  31. ^ "Sarah Ladipo Manyika is Goldsmiths Prize 2020 judge", James Murua's Literature Blog, 29 January 2020.
  32. ^ Elizabeth Gessel, "Conversations Across the Diaspora hosted by Sarah Ladipo Manyika", MoAD, 17 September 2020.
  33. ^ "Conversations Across the Diaspora with guest Dr. Henry Louis Gates, Jr". YouTube. 9 April 2021. Retrieved 30 April 2021.
  34. ^ In Dependence at Amazon.
  35. ^ Like A Mule Bringing Ice Cream To The Sun, Cassava Republic Press, 2016.
  36. ^ "New daughters of Africa : an international anthology of writing by women of African descent" at Brown University Library.
  37. ^ Sarah Ladipo Manyika, "Coming of Age in the Time of the Hoodie", Guernica, 23 June 2015.
  38. ^ Sarah Ladipo Manyika, "Betting on Africa", Brittle Paper, 28 March 2016.
  39. ^ Sarah Ládípọ̀ Manyika, "For the Love of Older Characters in Good Books", OZY, 29 October 2017.
  40. ^ Sarah Ládípọ̀ Manyika, "Game of Tomes: The Struggle for Literary Prizes", OZY, 2 November 2017.
  41. ^ Sarah Ladipo Manyika, "On Meeting Toni Morrison", Transition, No. 124, Writing Black Canadas (2017), pp. 138–147. Indiana University Press/Hutchins Center for African and African American Research at Harvard University.
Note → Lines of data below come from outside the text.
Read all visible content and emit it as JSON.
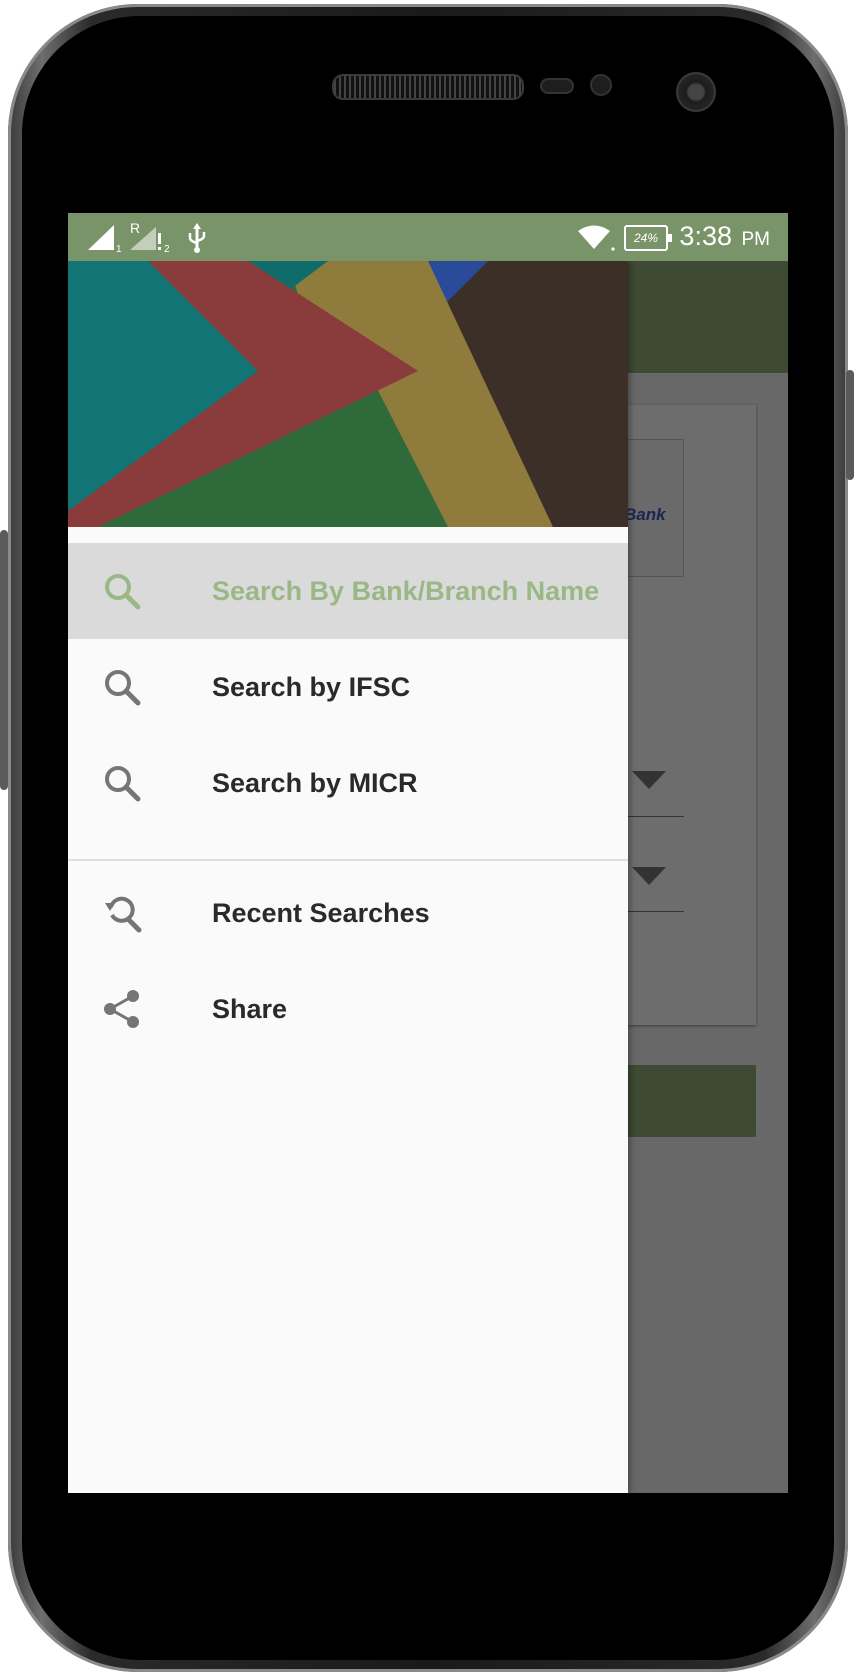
{
  "status_bar": {
    "time": "3:38",
    "ampm": "PM",
    "battery": "24%",
    "sim1": "1",
    "sim2": "2",
    "roaming": "R"
  },
  "background_app": {
    "logo_text": "Bank"
  },
  "drawer": {
    "items": [
      {
        "label": "Search By Bank/Branch Name",
        "icon": "search-icon",
        "active": true
      },
      {
        "label": "Search by IFSC",
        "icon": "search-icon",
        "active": false
      },
      {
        "label": "Search by MICR",
        "icon": "search-icon",
        "active": false
      },
      {
        "label": "Recent Searches",
        "icon": "recent-search-icon",
        "active": false
      },
      {
        "label": "Share",
        "icon": "share-icon",
        "active": false
      }
    ]
  },
  "colors": {
    "status_bar": "#7a9469",
    "accent": "#9ab886",
    "app_primary_dim": "#3e4a34",
    "drawer_bg": "#fafafa",
    "active_item_bg": "#dadada"
  }
}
  42. ^ Sarah Ladipo Manyika, "What James Baldwin Means To Me", Brittle Paper, 4 March 2019.
  43. ^ Sarah Ladipo Manyika, "On Meeting Mrs Obama", Granta 146: The Politics of Feeling, 22 March 2019. Retrieved 25 March 2019.
  44. ^ Sarah Ladipo Manyika (19 October 2020). "On Meeting Margaret Busby". Granta.

External links[edit]

[[Category:21st-century Nigerian writers] ]